- the perception of time and mechanical devices for time keeping in the Greek lands ( 18th - 20th centuries)
- the field of mentalities and the attitude to the natural sciences during the initial period of the formation of modern Greek society
- agriculture, the main production sector from the interwar period until 1970
- shipbuilding, which is associated with shipping, a major and diachronic sector of the Greek economy and identity
- the institutionalisation of protection for innovation through patent laws
- Greek industries that have invested in research and the development of new products
- the discussions on Greekness that took place in the visual and performing arts, alongside industrialisation and in relation to it
- the role of engineers and entrepreneurs, both those who acted independently and those who worked as part of foreign missions and companies.
- The role of women in research and innovation in Greece
The main results of the research actions of the project are accessible through the following links:
- Perceptions of time and mechanical devices for time keeping in the Greek lands eighteenth to twentieth centuries [R.A.1] (1.1, 1.2 401MB .accdb)
- Scientific and technological experiments during the Greek Enlightment [R.A.2]
- The introduction of innovations in Greek agriculture during the twentieth century [R.A.3] (3.1, 3.2)
- Turning points in the Greek and Mediterranean shipbuilding industry, nineteenth - twentieth centuries [R.A.4]
- Innovation in theory and practice [R.A.5] (5.3)
- Engineers, industrialization and modernization, 1830-1940 [R.A.6]
- The role of foreign engineers in public works in Greece [R.A.7]
- Innovation versus tradition and «Greekness» in visual and performing arts [R.A.8] (8.4, 8.5, 8.6 .xls .zip)

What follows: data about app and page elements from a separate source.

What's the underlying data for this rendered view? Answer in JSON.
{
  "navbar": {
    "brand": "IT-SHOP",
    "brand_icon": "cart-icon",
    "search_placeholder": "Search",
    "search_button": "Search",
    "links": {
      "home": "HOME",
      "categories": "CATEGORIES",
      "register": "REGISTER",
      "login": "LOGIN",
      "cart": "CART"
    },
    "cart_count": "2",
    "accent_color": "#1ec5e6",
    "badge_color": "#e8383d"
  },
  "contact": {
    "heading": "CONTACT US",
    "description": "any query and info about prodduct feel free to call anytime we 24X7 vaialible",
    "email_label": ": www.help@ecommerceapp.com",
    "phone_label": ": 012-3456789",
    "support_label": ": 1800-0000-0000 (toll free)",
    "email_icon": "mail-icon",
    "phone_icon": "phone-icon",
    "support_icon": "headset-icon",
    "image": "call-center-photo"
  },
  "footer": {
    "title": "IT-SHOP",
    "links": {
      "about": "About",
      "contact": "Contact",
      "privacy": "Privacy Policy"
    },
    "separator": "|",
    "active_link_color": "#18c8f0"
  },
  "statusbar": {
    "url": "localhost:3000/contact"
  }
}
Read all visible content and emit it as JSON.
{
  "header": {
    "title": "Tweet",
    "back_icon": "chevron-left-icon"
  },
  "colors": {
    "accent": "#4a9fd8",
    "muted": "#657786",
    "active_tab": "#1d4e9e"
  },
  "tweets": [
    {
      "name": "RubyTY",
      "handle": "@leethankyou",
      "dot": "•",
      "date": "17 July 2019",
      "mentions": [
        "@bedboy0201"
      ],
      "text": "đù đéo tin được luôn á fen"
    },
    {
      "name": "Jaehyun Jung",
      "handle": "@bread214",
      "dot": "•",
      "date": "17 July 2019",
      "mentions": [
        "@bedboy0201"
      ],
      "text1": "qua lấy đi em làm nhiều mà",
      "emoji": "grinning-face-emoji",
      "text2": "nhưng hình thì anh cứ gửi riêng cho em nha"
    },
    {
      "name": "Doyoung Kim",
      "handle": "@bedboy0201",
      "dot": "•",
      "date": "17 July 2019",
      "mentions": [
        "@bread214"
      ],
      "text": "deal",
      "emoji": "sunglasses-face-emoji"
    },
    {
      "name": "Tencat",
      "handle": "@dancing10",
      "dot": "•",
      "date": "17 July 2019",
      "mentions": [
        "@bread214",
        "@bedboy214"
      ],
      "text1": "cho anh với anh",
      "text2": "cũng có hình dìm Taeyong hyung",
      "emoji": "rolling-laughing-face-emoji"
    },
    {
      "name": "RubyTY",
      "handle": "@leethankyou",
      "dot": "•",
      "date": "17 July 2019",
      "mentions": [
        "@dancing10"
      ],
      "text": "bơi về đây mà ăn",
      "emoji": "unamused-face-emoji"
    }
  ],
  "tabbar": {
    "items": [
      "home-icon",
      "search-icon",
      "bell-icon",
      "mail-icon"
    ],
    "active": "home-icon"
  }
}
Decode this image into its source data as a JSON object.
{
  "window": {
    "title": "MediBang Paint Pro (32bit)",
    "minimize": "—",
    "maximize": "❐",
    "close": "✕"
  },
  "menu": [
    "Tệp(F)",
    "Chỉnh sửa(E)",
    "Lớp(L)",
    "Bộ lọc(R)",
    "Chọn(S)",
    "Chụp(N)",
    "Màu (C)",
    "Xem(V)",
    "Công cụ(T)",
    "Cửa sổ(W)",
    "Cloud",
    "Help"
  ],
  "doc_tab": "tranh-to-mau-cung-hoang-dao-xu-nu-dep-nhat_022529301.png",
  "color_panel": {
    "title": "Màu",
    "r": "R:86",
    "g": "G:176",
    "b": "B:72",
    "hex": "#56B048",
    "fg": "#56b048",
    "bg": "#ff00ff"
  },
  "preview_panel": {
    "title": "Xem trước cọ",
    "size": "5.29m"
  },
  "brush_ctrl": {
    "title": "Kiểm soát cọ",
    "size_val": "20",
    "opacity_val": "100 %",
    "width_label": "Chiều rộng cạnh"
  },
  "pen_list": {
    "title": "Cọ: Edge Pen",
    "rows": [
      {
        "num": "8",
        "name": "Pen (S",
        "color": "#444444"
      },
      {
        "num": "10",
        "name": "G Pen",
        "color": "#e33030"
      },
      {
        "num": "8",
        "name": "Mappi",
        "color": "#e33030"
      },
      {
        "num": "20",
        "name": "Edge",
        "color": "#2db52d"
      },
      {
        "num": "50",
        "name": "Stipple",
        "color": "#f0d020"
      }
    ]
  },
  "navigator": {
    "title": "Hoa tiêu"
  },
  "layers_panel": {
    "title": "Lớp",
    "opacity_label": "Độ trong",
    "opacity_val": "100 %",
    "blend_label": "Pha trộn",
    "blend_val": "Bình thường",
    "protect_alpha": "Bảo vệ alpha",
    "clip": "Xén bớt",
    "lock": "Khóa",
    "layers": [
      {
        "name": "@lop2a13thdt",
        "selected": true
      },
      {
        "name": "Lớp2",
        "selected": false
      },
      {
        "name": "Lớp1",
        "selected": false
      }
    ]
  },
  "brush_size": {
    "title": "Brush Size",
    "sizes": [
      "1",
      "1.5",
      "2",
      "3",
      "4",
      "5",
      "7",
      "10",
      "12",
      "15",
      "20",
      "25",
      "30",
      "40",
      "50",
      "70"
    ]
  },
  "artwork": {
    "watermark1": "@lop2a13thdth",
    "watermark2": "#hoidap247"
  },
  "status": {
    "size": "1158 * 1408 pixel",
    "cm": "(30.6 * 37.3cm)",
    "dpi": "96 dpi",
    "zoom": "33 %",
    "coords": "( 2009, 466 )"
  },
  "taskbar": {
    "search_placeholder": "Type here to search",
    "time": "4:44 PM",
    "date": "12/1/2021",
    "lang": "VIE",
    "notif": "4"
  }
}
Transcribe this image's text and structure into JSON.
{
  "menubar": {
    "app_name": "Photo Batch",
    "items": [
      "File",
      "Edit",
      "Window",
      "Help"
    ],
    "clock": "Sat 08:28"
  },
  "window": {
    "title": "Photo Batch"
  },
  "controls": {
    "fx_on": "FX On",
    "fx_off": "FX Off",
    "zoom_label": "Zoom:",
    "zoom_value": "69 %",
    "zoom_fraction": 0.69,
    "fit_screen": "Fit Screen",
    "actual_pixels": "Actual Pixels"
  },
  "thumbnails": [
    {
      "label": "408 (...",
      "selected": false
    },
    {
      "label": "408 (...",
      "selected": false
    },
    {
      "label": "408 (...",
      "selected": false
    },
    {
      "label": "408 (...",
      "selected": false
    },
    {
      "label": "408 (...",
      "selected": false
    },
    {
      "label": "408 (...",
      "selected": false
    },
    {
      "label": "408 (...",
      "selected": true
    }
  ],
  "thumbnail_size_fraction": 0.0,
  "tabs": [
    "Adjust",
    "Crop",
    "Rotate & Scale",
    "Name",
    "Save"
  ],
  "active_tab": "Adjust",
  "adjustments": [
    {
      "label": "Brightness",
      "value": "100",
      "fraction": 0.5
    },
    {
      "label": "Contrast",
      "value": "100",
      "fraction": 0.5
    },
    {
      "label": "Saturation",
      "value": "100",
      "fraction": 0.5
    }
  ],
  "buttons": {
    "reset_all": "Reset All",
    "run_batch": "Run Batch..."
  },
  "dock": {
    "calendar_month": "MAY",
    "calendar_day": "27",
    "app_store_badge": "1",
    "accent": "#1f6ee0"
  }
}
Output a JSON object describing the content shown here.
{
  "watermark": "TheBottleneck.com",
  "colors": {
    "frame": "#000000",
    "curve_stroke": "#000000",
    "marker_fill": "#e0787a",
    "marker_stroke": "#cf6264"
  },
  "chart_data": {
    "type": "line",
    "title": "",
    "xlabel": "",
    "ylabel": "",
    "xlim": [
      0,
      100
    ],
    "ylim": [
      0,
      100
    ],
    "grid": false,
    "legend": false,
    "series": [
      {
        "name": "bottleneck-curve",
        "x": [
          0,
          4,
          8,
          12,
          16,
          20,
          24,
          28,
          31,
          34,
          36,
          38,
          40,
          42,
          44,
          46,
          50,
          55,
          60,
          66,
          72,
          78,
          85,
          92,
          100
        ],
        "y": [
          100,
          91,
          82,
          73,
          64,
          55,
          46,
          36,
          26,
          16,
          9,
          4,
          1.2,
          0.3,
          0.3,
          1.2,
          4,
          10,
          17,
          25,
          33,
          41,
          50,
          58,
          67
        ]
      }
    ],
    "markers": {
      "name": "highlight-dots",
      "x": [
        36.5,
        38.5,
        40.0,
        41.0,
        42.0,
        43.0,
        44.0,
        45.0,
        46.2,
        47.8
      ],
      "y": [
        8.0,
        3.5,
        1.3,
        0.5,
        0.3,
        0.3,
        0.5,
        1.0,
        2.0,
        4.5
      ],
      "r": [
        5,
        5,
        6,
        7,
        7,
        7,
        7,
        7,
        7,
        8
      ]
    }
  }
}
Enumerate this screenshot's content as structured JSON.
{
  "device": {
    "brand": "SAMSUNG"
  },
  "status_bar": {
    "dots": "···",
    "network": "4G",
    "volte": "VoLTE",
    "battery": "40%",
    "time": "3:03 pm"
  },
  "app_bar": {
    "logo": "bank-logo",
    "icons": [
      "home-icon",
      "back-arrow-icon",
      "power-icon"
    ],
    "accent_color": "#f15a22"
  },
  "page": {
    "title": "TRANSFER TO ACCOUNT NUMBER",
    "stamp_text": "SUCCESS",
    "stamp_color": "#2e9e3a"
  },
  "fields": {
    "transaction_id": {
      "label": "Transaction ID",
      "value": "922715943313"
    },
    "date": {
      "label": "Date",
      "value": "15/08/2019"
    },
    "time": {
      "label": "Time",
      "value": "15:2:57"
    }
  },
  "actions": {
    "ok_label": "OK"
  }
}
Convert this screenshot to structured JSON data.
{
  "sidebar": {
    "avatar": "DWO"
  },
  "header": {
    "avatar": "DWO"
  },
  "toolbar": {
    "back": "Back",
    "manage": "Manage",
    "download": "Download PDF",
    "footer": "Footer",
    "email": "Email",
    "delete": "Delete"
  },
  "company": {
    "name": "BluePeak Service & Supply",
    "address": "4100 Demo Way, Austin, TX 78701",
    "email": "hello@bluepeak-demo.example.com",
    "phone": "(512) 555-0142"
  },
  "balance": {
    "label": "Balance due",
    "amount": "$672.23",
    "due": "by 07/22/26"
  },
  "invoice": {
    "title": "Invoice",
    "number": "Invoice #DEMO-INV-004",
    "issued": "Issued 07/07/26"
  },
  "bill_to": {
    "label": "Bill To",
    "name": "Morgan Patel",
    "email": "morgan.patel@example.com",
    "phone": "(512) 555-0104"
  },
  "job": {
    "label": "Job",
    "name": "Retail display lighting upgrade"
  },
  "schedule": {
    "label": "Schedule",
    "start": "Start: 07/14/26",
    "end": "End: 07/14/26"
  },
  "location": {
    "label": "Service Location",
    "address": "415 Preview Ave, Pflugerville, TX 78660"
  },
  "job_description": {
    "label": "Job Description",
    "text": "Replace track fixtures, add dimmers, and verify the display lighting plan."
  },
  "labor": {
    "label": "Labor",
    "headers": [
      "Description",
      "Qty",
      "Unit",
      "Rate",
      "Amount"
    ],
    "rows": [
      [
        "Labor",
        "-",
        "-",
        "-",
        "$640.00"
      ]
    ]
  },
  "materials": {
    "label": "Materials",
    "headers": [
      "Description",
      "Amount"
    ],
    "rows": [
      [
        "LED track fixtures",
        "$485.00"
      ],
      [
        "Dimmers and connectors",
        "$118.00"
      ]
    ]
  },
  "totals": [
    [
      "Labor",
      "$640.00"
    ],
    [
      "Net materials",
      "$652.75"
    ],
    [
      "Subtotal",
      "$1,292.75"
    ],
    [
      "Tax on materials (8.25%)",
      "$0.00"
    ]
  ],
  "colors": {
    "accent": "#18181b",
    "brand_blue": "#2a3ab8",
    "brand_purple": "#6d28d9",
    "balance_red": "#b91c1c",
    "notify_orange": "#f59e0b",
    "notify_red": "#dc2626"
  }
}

- The role of women in research and innovation in Greece [R.A.9]
- Workshops and exhibitions [R.A.10]